EXERCISE GOAL -> Would you write out the entries that follow word for word, omitting any images?

(Excerpts from an interface dataset)

________________

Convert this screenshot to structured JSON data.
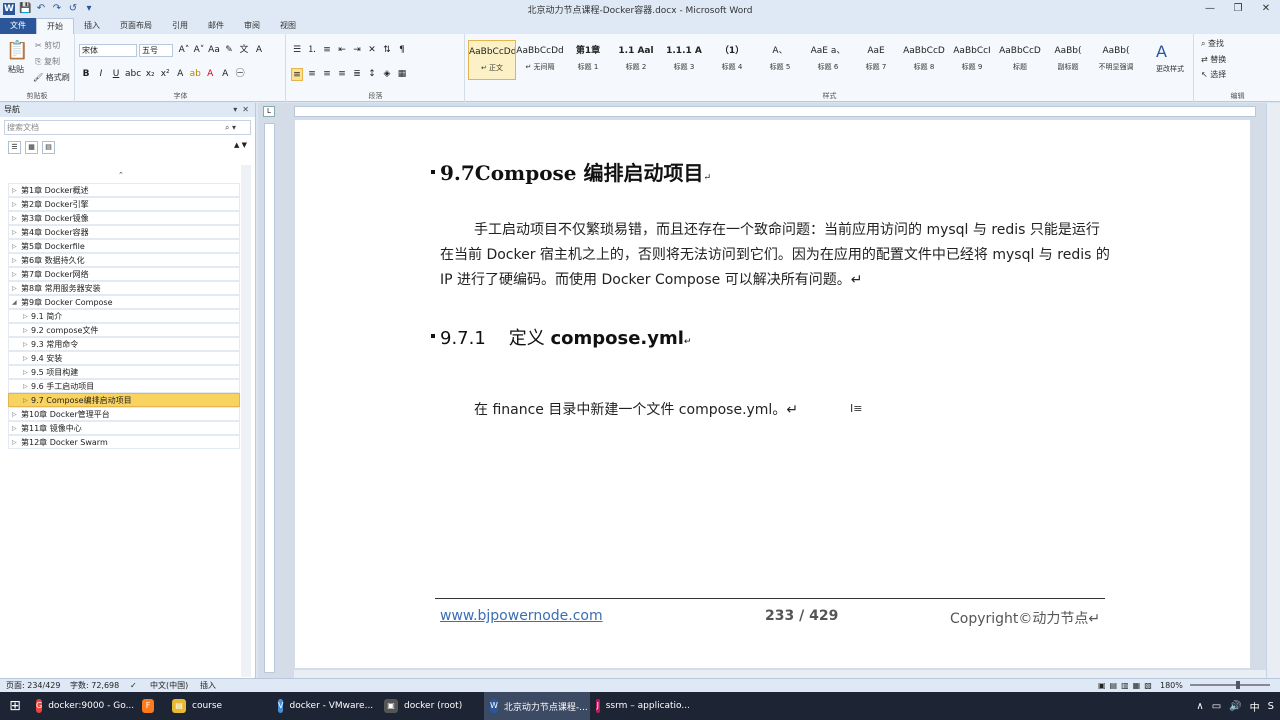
{
  "window": {
    "title": "北京动力节点课程-Docker容器.docx - Microsoft Word",
    "controls": [
      "—",
      "❐",
      "✕"
    ]
  },
  "qat_icons": [
    "W",
    "💾",
    "↶",
    "↷",
    "↺",
    "▾"
  ],
  "ribbon_tabs": [
    "文件",
    "开始",
    "插入",
    "页面布局",
    "引用",
    "邮件",
    "审阅",
    "视图"
  ],
  "ribbon": {
    "clipboard": {
      "paste": "粘贴",
      "cut": "剪切",
      "copy": "复制",
      "format_painter": "格式刷",
      "label": "剪贴板"
    },
    "font": {
      "font_name": "宋体",
      "font_size": "五号",
      "label": "字体"
    },
    "paragraph": {
      "label": "段落"
    },
    "styles": {
      "label": "样式",
      "items": [
        {
          "preview": "AaBbCcDd",
          "name": "↵ 正文"
        },
        {
          "preview": "AaBbCcDd",
          "name": "↵ 无间隔"
        },
        {
          "preview": "第1章",
          "name": "标题 1"
        },
        {
          "preview": "1.1 Aal",
          "name": "标题 2"
        },
        {
          "preview": "1.1.1 A",
          "name": "标题 3"
        },
        {
          "preview": "（1）",
          "name": "标题 4"
        },
        {
          "preview": "A、",
          "name": "标题 5"
        },
        {
          "preview": "AaE a、",
          "name": "标题 6"
        },
        {
          "preview": "AaE",
          "name": "标题 7"
        },
        {
          "preview": "AaBbCcD",
          "name": "标题 8"
        },
        {
          "preview": "AaBbCcI",
          "name": "标题 9"
        },
        {
          "preview": "AaBbCcD",
          "name": "标题"
        },
        {
          "preview": "AaBb(",
          "name": "副标题"
        },
        {
          "preview": "AaBb(",
          "name": "不明显强调"
        }
      ],
      "change_styles": "更改样式"
    },
    "editing": {
      "find": "查找",
      "replace": "替换",
      "select": "选择",
      "label": "编辑"
    }
  },
  "nav": {
    "title": "导航",
    "search_placeholder": "搜索文档",
    "items": [
      {
        "label": "第1章 Docker概述",
        "level": 1
      },
      {
        "label": "第2章  Docker引擎",
        "level": 1
      },
      {
        "label": "第3章 Docker镜像",
        "level": 1
      },
      {
        "label": "第4章 Docker容器",
        "level": 1
      },
      {
        "label": "第5章 Dockerfile",
        "level": 1
      },
      {
        "label": "第6章 数据持久化",
        "level": 1
      },
      {
        "label": "第7章 Docker网络",
        "level": 1
      },
      {
        "label": "第8章 常用服务器安装",
        "level": 1
      },
      {
        "label": "第9章 Docker Compose",
        "level": 1,
        "expanded": true
      },
      {
        "label": "9.1 简介",
        "level": 2
      },
      {
        "label": "9.2 compose文件",
        "level": 2
      },
      {
        "label": "9.3 常用命令",
        "level": 2
      },
      {
        "label": "9.4 安装",
        "level": 2
      },
      {
        "label": "9.5 项目构建",
        "level": 2
      },
      {
        "label": "9.6 手工启动项目",
        "level": 2
      },
      {
        "label": "9.7 Compose编排启动项目",
        "level": 2,
        "selected": true
      },
      {
        "label": "第10章 Docker管理平台",
        "level": 1
      },
      {
        "label": "第11章 镜像中心",
        "level": 1
      },
      {
        "label": "第12章 Docker Swarm",
        "level": 1
      }
    ]
  },
  "document": {
    "heading": "9.7Compose 编排启动项目",
    "heading_mark": "↵",
    "paragraph": "手工启动项目不仅繁琐易错，而且还存在一个致命问题：当前应用访问的 mysql 与 redis 只能是运行在当前 Docker 宿主机之上的，否则将无法访问到它们。因为在应用的配置文件中已经将 mysql 与 redis 的 IP 进行了硬编码。而使用 Docker Compose 可以解决所有问题。↵",
    "subheading_num": "9.7.1",
    "subheading_text_cn": "定义",
    "subheading_text_en": "compose.yml",
    "subheading_mark": "↵",
    "paragraph2": "在 finance 目录中新建一个文件 compose.yml。↵",
    "footer": {
      "link": "www.bjpowernode.com",
      "page": "233 / 429",
      "copyright": "Copyright©动力节点↵"
    }
  },
  "statusbar": {
    "page": "页面: 234/429",
    "words": "字数: 72,698",
    "language": "中文(中国)",
    "mode": "插入",
    "zoom": "180%",
    "zoom_fraction": 0.58
  },
  "taskbar": {
    "items": [
      {
        "label": "docker:9000 - Go...",
        "color": "#e8453c",
        "icon": "G"
      },
      {
        "label": "",
        "color": "#ff7a1a",
        "icon": "F"
      },
      {
        "label": "course",
        "color": "#e8b933",
        "icon": "▤"
      },
      {
        "label": "docker - VMware...",
        "color": "#4a8fd6",
        "icon": "V"
      },
      {
        "label": "docker (root)",
        "color": "#555",
        "icon": "▣"
      },
      {
        "label": "北京动力节点课程-...",
        "color": "#2b579a",
        "icon": "W",
        "active": true
      },
      {
        "label": "ssrm – applicatio...",
        "color": "#c2185b",
        "icon": "J"
      }
    ],
    "tray": [
      "∧",
      "▭",
      "🔊",
      "中",
      "S"
    ]
  }
}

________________

ANSWER BELOW ->
Convert this screenshot to structured JSON data.
{
  "window": {
    "title": "北京动力节点课程-Docker容器.docx - Microsoft Word",
    "controls": [
      "—",
      "❐",
      "✕"
    ]
  },
  "qat_icons": [
    "W",
    "💾",
    "↶",
    "↷",
    "↺",
    "▾"
  ],
  "ribbon_tabs": [
    "文件",
    "开始",
    "插入",
    "页面布局",
    "引用",
    "邮件",
    "审阅",
    "视图"
  ],
  "ribbon": {
    "clipboard": {
      "paste": "粘贴",
      "cut": "剪切",
      "copy": "复制",
      "format_painter": "格式刷",
      "label": "剪贴板"
    },
    "font": {
      "font_name": "宋体",
      "font_size": "五号",
      "label": "字体"
    },
    "paragraph": {
      "label": "段落"
    },
    "styles": {
      "label": "样式",
      "items": [
        {
          "preview": "AaBbCcDd",
          "name": "↵ 正文"
        },
        {
          "preview": "AaBbCcDd",
          "name": "↵ 无间隔"
        },
        {
          "preview": "第1章",
          "name": "标题 1"
        },
        {
          "preview": "1.1 Aal",
          "name": "标题 2"
        },
        {
          "preview": "1.1.1 A",
          "name": "标题 3"
        },
        {
          "preview": "（1）",
          "name": "标题 4"
        },
        {
          "preview": "A、",
          "name": "标题 5"
        },
        {
          "preview": "AaE a、",
          "name": "标题 6"
        },
        {
          "preview": "AaE",
          "name": "标题 7"
        },
        {
          "preview": "AaBbCcD",
          "name": "标题 8"
        },
        {
          "preview": "AaBbCcI",
          "name": "标题 9"
        },
        {
          "preview": "AaBbCcD",
          "name": "标题"
        },
        {
          "preview": "AaBb(",
          "name": "副标题"
        },
        {
          "preview": "AaBb(",
          "name": "不明显强调"
        }
      ],
      "change_styles": "更改样式"
    },
    "editing": {
      "find": "查找",
      "replace": "替换",
      "select": "选择",
      "label": "编辑"
    }
  },
  "nav": {
    "title": "导航",
    "search_placeholder": "搜索文档",
    "items": [
      {
        "label": "第1章 Docker概述",
        "level": 1
      },
      {
        "label": "第2章  Docker引擎",
        "level": 1
      },
      {
        "label": "第3章 Docker镜像",
        "level": 1
      },
      {
        "label": "第4章 Docker容器",
        "level": 1
      },
      {
        "label": "第5章 Dockerfile",
        "level": 1
      },
      {
        "label": "第6章 数据持久化",
        "level": 1
      },
      {
        "label": "第7章 Docker网络",
        "level": 1
      },
      {
        "label": "第8章 常用服务器安装",
        "level": 1
      },
      {
        "label": "第9章 Docker Compose",
        "level": 1,
        "expanded": true
      },
      {
        "label": "9.1 简介",
        "level": 2
      },
      {
        "label": "9.2 compose文件",
        "level": 2
      },
      {
        "label": "9.3 常用命令",
        "level": 2
      },
      {
        "label": "9.4 安装",
        "level": 2
      },
      {
        "label": "9.5 项目构建",
        "level": 2
      },
      {
        "label": "9.6 手工启动项目",
        "level": 2
      },
      {
        "label": "9.7 Compose编排启动项目",
        "level": 2,
        "selected": true
      },
      {
        "label": "第10章 Docker管理平台",
        "level": 1
      },
      {
        "label": "第11章 镜像中心",
        "level": 1
      },
      {
        "label": "第12章 Docker Swarm",
        "level": 1
      }
    ]
  },
  "document": {
    "heading": "9.7Compose 编排启动项目",
    "heading_mark": "↵",
    "paragraph": "手工启动项目不仅繁琐易错，而且还存在一个致命问题：当前应用访问的 mysql 与 redis 只能是运行在当前 Docker 宿主机之上的，否则将无法访问到它们。因为在应用的配置文件中已经将 mysql 与 redis 的 IP 进行了硬编码。而使用 Docker Compose 可以解决所有问题。↵",
    "subheading_num": "9.7.1",
    "subheading_text_cn": "定义",
    "subheading_text_en": "compose.yml",
    "subheading_mark": "↵",
    "paragraph2": "在 finance 目录中新建一个文件 compose.yml。↵",
    "footer": {
      "link": "www.bjpowernode.com",
      "page": "233 / 429",
      "copyright": "Copyright©动力节点↵"
    }
  },
  "statusbar": {
    "page": "页面: 234/429",
    "words": "字数: 72,698",
    "language": "中文(中国)",
    "mode": "插入",
    "zoom": "180%",
    "zoom_fraction": 0.58
  },
  "taskbar": {
    "items": [
      {
        "label": "docker:9000 - Go...",
        "color": "#e8453c",
        "icon": "G"
      },
      {
        "label": "",
        "color": "#ff7a1a",
        "icon": "F"
      },
      {
        "label": "course",
        "color": "#e8b933",
        "icon": "▤"
      },
      {
        "label": "docker - VMware...",
        "color": "#4a8fd6",
        "icon": "V"
      },
      {
        "label": "docker (root)",
        "color": "#555",
        "icon": "▣"
      },
      {
        "label": "北京动力节点课程-...",
        "color": "#2b579a",
        "icon": "W",
        "active": true
      },
      {
        "label": "ssrm – applicatio...",
        "color": "#c2185b",
        "icon": "J"
      }
    ],
    "tray": [
      "∧",
      "▭",
      "🔊",
      "中",
      "S"
    ]
  }
}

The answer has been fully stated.